WORK REQUEST: Output the records that follow, keeping every line exactly as it is.

START RECORDED DATA

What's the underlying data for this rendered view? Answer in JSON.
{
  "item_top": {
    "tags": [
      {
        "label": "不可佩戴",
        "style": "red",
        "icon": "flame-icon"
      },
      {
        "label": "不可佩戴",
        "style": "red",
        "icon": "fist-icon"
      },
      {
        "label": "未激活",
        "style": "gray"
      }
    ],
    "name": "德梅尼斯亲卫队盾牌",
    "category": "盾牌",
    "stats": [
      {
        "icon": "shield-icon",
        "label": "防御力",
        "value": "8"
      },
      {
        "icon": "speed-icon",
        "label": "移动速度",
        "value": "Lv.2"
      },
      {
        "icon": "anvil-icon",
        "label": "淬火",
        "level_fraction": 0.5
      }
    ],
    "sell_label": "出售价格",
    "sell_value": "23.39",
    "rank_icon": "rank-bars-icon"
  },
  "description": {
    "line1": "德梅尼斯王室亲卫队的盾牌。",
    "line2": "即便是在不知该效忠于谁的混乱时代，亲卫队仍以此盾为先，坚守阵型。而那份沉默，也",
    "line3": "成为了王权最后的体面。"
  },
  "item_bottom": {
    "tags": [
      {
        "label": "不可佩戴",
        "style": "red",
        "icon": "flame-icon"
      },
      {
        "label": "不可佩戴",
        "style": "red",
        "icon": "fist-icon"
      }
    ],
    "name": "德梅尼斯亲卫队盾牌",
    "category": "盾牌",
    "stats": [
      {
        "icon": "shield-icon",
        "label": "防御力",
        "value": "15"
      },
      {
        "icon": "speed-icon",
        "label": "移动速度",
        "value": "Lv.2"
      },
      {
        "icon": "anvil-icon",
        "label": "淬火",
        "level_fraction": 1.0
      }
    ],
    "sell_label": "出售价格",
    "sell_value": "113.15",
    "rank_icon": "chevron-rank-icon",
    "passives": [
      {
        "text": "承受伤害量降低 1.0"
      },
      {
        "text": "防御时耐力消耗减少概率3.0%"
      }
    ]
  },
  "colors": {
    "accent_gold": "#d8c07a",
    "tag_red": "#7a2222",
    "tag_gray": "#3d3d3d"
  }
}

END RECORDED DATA

RESULT FOR THIS EXERCISE:
What's the underlying data for this rendered view? Answer in JSON.
{
  "item_top": {
    "tags": [
      {
        "label": "不可佩戴",
        "style": "red",
        "icon": "flame-icon"
      },
      {
        "label": "不可佩戴",
        "style": "red",
        "icon": "fist-icon"
      },
      {
        "label": "未激活",
        "style": "gray"
      }
    ],
    "name": "德梅尼斯亲卫队盾牌",
    "category": "盾牌",
    "stats": [
      {
        "icon": "shield-icon",
        "label": "防御力",
        "value": "8"
      },
      {
        "icon": "speed-icon",
        "label": "移动速度",
        "value": "Lv.2"
      },
      {
        "icon": "anvil-icon",
        "label": "淬火",
        "level_fraction": 0.5
      }
    ],
    "sell_label": "出售价格",
    "sell_value": "23.39",
    "rank_icon": "rank-bars-icon"
  },
  "description": {
    "line1": "德梅尼斯王室亲卫队的盾牌。",
    "line2": "即便是在不知该效忠于谁的混乱时代，亲卫队仍以此盾为先，坚守阵型。而那份沉默，也",
    "line3": "成为了王权最后的体面。"
  },
  "item_bottom": {
    "tags": [
      {
        "label": "不可佩戴",
        "style": "red",
        "icon": "flame-icon"
      },
      {
        "label": "不可佩戴",
        "style": "red",
        "icon": "fist-icon"
      }
    ],
    "name": "德梅尼斯亲卫队盾牌",
    "category": "盾牌",
    "stats": [
      {
        "icon": "shield-icon",
        "label": "防御力",
        "value": "15"
      },
      {
        "icon": "speed-icon",
        "label": "移动速度",
        "value": "Lv.2"
      },
      {
        "icon": "anvil-icon",
        "label": "淬火",
        "level_fraction": 1.0
      }
    ],
    "sell_label": "出售价格",
    "sell_value": "113.15",
    "rank_icon": "chevron-rank-icon",
    "passives": [
      {
        "text": "承受伤害量降低 1.0"
      },
      {
        "text": "防御时耐力消耗减少概率3.0%"
      }
    ]
  },
  "colors": {
    "accent_gold": "#d8c07a",
    "tag_red": "#7a2222",
    "tag_gray": "#3d3d3d"
  }
}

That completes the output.